The main field of expertise of Roger Frank is in situ testing and foundation engineering. He carries out theoretical and experimental research, as well as consulting work for civil engineering projects. He has authored or co-authored 220 papers in journals and conference proceedings, and he has delivered numerous invited lectures in many countries. As a specialist in pile foundation design, Professor Frank has participated in the design of the foundations of several major bridges in the world. Starting in 1989, Roger Frank has been involved in many standardisation committees in France and in Europe, particularly those linked to soil-structure interaction. From 1998 to 2004, he was the Chairman of the European committee in charge of Eurocode 7 on ‘Geotechnical design’.
He was the Vice President for Europe of the International Society for Soil Mechanics and Geotechnical Engineering (ISSMGE) for the period 2005 to 2009 and an appointed member on the Board of ISSMGE for the period 2009 to 2013. He was the Chairman of the Strategic Advisory Committee for the 18th ICSMGE held in Paris, 2-6 September 2013.

Some aspects of research and practice for pile design in France

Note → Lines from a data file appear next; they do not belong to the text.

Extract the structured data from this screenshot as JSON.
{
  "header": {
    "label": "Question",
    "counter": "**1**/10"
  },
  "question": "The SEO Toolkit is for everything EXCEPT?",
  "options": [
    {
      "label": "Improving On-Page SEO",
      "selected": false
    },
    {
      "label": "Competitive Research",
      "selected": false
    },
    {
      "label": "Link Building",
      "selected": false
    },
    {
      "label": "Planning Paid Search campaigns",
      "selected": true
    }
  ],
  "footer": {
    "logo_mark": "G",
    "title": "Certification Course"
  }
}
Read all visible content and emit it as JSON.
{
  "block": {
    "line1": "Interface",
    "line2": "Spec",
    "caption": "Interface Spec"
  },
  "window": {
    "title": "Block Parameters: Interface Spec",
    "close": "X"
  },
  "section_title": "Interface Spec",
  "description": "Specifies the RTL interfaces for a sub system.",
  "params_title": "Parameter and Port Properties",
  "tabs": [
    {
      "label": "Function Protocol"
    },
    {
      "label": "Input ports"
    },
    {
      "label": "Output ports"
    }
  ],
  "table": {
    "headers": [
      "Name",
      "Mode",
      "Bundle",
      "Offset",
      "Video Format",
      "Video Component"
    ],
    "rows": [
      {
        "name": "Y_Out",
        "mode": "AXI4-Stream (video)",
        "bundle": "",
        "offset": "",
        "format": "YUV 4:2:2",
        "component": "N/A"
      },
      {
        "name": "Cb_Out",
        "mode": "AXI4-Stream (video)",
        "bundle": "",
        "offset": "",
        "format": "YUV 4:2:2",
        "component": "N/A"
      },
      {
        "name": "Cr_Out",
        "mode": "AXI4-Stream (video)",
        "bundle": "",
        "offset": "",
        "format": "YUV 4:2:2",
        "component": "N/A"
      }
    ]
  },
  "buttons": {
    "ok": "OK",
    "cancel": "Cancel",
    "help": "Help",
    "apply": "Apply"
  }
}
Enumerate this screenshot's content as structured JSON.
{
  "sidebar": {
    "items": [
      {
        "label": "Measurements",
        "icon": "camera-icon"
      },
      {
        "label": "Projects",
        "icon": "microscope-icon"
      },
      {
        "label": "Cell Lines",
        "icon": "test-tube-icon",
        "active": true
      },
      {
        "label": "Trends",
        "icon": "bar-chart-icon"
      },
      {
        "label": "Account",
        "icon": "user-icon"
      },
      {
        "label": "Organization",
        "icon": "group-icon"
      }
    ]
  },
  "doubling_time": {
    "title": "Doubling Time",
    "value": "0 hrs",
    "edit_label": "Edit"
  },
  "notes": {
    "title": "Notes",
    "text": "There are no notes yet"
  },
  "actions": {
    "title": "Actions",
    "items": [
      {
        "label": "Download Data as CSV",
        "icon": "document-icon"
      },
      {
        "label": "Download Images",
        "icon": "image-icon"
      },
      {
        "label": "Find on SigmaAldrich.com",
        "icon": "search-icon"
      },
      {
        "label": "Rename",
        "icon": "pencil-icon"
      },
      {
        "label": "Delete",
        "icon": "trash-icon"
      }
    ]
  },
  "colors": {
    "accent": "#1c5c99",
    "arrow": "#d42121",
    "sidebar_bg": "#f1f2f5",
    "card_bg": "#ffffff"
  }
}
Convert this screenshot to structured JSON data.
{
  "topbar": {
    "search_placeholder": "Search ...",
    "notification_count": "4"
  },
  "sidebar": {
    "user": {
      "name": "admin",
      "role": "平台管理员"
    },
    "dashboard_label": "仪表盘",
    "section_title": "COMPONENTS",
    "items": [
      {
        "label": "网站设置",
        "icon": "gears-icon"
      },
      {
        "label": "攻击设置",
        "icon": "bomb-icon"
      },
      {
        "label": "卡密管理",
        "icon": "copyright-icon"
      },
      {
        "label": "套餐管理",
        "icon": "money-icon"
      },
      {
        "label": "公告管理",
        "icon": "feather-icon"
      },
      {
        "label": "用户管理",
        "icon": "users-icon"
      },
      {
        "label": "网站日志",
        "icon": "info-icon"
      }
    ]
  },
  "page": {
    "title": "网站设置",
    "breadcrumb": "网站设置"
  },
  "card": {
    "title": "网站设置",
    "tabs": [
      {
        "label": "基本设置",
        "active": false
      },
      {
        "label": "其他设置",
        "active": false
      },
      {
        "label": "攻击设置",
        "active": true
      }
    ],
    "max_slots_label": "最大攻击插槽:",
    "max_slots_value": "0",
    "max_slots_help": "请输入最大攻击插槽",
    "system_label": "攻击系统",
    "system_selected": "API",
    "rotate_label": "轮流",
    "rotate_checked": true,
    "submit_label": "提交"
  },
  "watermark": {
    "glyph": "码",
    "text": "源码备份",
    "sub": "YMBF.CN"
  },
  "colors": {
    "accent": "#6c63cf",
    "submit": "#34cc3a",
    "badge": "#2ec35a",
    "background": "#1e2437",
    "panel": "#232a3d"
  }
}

This presentation will summarize the main features of the methods and rules used for designing pile foundations under axial and and transverse loadings. These methods are established mostly with the use of the results of Ménard pressuremeter tests (MPT) and focus on the prediction of axial and transverse displacements. After giving the general context of foundation design in France and describing the original experimental research programmes, the theoretical background for these rules is also explained. They are now included in the French standard for pile design (AFNOR, 2012), fully compatible with Eurocode 7 on ‘Geotechnical design’.